[Records contained in a dataset]
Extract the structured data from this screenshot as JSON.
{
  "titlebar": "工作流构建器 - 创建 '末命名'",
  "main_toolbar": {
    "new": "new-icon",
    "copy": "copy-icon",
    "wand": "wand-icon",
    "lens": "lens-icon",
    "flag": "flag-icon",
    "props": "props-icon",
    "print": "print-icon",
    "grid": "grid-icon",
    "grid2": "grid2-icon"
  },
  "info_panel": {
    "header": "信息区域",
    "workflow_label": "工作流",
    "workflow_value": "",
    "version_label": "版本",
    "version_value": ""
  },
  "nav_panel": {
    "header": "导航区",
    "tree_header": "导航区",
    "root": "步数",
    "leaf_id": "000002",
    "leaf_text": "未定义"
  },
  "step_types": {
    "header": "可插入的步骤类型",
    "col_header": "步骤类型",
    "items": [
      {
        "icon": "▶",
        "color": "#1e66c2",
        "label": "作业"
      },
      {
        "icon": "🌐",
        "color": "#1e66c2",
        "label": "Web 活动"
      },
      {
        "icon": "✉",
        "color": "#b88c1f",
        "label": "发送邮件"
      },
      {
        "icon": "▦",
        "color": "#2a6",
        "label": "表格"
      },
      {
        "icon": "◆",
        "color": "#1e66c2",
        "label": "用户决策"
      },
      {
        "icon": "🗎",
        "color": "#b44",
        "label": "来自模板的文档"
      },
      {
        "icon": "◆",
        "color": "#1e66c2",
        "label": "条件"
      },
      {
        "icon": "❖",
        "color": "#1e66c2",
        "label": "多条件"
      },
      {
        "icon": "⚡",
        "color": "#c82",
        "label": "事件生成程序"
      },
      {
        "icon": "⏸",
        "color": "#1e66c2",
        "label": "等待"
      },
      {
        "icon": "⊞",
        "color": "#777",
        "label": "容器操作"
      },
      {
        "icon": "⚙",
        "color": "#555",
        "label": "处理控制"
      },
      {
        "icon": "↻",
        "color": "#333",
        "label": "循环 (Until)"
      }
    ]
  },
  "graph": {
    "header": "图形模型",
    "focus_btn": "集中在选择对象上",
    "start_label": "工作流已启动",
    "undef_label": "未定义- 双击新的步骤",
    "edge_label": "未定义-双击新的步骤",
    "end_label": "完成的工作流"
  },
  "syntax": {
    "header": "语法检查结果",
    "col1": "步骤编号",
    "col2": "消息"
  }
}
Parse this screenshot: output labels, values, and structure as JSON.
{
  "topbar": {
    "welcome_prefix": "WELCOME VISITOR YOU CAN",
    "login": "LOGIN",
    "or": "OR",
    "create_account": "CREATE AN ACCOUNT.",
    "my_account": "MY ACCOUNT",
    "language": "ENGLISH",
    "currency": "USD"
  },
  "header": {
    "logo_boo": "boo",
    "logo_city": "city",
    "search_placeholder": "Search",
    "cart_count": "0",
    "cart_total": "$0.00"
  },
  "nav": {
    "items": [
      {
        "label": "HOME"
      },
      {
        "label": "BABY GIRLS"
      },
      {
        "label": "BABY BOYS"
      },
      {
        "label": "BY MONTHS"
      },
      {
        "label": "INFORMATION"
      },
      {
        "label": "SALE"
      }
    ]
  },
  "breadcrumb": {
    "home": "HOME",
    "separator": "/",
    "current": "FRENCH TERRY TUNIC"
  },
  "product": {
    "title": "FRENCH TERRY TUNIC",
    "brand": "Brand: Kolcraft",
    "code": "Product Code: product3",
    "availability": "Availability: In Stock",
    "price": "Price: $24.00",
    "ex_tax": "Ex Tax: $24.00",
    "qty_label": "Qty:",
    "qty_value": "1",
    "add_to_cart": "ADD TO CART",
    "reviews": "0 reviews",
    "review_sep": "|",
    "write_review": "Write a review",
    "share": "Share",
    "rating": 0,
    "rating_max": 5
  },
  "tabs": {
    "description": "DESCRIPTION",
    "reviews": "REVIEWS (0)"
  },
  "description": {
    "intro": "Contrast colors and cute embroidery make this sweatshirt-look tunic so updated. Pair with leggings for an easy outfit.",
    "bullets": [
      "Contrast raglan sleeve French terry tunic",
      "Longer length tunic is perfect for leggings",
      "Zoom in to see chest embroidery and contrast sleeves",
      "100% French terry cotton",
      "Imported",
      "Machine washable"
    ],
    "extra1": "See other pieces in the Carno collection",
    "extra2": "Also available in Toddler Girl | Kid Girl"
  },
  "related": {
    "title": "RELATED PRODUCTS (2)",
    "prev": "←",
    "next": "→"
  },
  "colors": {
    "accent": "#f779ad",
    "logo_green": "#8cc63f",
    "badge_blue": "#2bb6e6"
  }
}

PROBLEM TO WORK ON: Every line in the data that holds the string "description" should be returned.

RESPONSE:
    "description": "DESCRIPTION",
  "description": {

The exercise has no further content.